The task: Your response must be made up of each line in the data below that contains the string "document".

Provided material:

:::

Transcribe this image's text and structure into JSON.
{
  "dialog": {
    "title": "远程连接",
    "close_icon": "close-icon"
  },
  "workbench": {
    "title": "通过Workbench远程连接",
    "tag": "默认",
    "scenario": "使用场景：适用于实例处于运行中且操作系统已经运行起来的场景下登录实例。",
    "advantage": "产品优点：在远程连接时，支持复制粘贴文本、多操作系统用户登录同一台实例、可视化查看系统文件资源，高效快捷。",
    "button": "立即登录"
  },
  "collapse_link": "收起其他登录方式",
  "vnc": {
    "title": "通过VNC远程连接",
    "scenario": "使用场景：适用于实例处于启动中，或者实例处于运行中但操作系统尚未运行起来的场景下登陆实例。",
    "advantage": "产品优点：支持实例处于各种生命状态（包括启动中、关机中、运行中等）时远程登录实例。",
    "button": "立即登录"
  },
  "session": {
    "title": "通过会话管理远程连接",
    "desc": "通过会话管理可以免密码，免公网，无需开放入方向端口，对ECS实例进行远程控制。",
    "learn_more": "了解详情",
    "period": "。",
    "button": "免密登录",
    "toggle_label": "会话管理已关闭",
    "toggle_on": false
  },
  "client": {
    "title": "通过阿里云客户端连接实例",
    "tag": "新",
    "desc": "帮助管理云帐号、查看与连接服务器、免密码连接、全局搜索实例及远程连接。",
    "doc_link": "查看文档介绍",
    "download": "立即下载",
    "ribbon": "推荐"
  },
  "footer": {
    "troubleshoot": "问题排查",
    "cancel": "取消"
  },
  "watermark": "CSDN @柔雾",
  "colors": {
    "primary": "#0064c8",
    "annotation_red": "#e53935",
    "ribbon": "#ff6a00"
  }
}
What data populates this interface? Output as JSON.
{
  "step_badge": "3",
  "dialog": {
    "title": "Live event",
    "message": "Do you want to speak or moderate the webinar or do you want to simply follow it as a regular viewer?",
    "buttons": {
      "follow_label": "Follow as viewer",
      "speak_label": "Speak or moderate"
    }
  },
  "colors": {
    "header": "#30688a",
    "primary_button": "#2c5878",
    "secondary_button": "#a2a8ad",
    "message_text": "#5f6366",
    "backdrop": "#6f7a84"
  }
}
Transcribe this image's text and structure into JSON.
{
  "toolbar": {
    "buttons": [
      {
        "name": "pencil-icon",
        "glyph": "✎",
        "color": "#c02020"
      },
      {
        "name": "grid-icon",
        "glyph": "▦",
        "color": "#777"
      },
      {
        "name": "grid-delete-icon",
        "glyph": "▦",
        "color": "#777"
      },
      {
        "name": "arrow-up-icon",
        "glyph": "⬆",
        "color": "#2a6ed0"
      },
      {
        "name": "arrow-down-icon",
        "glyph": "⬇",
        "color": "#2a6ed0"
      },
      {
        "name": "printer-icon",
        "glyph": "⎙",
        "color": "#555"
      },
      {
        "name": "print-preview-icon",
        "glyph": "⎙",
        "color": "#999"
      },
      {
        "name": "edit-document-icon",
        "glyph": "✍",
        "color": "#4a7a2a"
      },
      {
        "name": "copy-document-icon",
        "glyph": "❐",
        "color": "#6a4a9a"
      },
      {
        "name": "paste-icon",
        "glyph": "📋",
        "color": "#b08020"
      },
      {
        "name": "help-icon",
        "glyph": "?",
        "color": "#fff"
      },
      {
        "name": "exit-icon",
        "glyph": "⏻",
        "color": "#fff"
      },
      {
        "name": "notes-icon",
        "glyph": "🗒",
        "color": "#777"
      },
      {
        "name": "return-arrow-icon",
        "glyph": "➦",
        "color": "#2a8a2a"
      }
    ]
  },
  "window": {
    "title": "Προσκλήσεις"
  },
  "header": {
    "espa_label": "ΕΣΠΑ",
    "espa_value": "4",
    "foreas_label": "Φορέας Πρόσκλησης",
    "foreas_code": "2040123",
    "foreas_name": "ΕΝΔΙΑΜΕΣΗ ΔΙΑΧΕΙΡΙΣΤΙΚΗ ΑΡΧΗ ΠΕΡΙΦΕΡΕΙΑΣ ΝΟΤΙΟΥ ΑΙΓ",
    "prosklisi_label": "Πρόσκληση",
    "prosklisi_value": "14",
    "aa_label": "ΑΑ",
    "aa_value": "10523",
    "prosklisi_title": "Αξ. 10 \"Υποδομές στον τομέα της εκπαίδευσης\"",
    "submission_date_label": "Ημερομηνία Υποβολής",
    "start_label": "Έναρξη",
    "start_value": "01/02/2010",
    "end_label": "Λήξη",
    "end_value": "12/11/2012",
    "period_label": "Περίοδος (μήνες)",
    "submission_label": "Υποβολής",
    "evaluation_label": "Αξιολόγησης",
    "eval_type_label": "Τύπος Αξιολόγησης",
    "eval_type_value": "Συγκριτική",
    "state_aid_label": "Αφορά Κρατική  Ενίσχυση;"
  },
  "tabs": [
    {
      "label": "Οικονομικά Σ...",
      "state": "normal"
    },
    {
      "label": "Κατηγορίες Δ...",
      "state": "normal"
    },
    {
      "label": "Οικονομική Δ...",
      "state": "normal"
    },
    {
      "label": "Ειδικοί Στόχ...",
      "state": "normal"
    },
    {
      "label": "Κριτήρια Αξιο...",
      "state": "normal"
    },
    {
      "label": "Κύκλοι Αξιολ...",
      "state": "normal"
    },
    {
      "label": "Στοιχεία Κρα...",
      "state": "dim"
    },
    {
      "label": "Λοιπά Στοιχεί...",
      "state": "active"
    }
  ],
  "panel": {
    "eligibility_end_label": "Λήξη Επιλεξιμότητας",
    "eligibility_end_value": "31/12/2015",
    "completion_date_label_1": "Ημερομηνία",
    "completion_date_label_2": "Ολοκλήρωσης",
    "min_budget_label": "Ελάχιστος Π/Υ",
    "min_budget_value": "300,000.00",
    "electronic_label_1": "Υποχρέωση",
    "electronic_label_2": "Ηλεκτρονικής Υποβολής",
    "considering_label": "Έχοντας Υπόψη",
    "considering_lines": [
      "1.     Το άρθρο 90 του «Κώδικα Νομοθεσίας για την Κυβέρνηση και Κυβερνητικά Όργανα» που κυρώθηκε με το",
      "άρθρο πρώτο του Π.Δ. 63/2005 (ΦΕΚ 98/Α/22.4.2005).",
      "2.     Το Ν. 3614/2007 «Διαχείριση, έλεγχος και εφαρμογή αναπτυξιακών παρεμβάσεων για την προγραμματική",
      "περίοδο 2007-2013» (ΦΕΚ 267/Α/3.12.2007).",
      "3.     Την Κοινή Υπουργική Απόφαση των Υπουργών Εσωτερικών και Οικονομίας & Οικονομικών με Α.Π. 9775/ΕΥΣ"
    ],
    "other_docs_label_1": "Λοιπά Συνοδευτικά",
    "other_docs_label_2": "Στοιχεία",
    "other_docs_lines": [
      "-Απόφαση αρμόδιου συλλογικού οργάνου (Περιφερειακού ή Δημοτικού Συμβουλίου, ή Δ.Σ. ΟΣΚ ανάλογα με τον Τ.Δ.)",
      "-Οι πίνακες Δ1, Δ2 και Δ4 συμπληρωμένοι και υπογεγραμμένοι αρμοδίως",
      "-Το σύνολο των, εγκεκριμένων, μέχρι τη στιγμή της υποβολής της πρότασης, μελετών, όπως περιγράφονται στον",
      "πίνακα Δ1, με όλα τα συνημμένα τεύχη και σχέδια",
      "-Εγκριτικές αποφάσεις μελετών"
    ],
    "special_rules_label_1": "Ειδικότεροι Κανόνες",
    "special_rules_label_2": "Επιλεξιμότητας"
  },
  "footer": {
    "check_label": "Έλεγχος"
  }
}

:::

Task response:
        "name": "edit-document-icon",
        "name": "copy-document-icon",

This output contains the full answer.